Financial expertise and industry expertise have been identified as the most important traits in a director, according to a study carried out by PwC entitled Governing for the long-term: Looking down the road with an eye on the rear-view mirror.
A total of 783 public company directors were asked for the attributes they value the most highly when it comes to board composition. Consistent with results from the 2014 survey, financial expertise was cited as the skill most crucial to board service by 91 per cent of respondents.
This was followed by industry expertise (70 per cent), operational expertise (66 per cent), and risk management expertise (62 per cent).
The percentage of directors who think board diversity is an important attribute increased on the previous year’s survey, with 39 per cent now considering gender diversity very important compared to 37 per cent in 2014.
The study shows that gender is no longer the sole issue in the diversity debate, with 30 per cent of survey respondents now considering racial diversity as very important – up from 28 per cent last year.
Given the climate around cyber breaches, it’s not surprising that 87 per cent of directors find board expertise in this area to be at least “somewhat” important. However, the study showed that directors rate IT strategy expertise as a higher priority than having a director with a cyber-risk background. This shows that while the importance of cyber security has certainly been recognised, directors remain strategically focused when it comes to IT.
In contrast, human resources and legal expertise continue to be less sought after, with only one-in-five directors describing these attributes as “very important”.
The study also focused on other issues affecting directors and boards, including what it calls “the short-term/long-term dichotomy”, which has been exacerbated by an unprecedented level of pressure from shareholder activists using a variety of approaches to achieve a near-term increase in the company’s share price.
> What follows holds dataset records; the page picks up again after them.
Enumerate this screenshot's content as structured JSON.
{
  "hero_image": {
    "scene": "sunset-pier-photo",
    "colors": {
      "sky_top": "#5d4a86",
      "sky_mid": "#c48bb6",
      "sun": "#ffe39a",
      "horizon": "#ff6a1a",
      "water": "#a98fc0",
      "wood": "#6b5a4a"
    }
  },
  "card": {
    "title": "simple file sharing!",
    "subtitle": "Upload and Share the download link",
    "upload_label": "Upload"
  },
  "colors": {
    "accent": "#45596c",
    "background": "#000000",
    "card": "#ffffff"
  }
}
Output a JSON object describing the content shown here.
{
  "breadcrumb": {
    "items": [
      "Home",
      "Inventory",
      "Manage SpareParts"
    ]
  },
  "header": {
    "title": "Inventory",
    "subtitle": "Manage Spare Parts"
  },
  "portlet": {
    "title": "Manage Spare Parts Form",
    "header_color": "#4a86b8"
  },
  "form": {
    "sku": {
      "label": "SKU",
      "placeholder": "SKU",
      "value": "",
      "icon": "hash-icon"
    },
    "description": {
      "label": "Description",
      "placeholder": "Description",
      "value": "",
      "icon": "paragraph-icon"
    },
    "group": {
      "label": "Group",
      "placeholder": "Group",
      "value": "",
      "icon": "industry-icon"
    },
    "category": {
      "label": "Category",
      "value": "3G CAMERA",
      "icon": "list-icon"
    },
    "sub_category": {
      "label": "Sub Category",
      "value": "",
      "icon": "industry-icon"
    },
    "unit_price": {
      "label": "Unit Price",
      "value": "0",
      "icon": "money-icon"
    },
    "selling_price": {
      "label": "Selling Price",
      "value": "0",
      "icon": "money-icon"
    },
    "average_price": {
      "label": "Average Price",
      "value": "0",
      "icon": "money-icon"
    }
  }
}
It states that the short-term nature of many activists has seen 84 per cent exit their investments within two years.
From a corporate governance perspective, these concerns raise questions about how boards stay oriented towards long-term shareholder value while facing short-term pressure.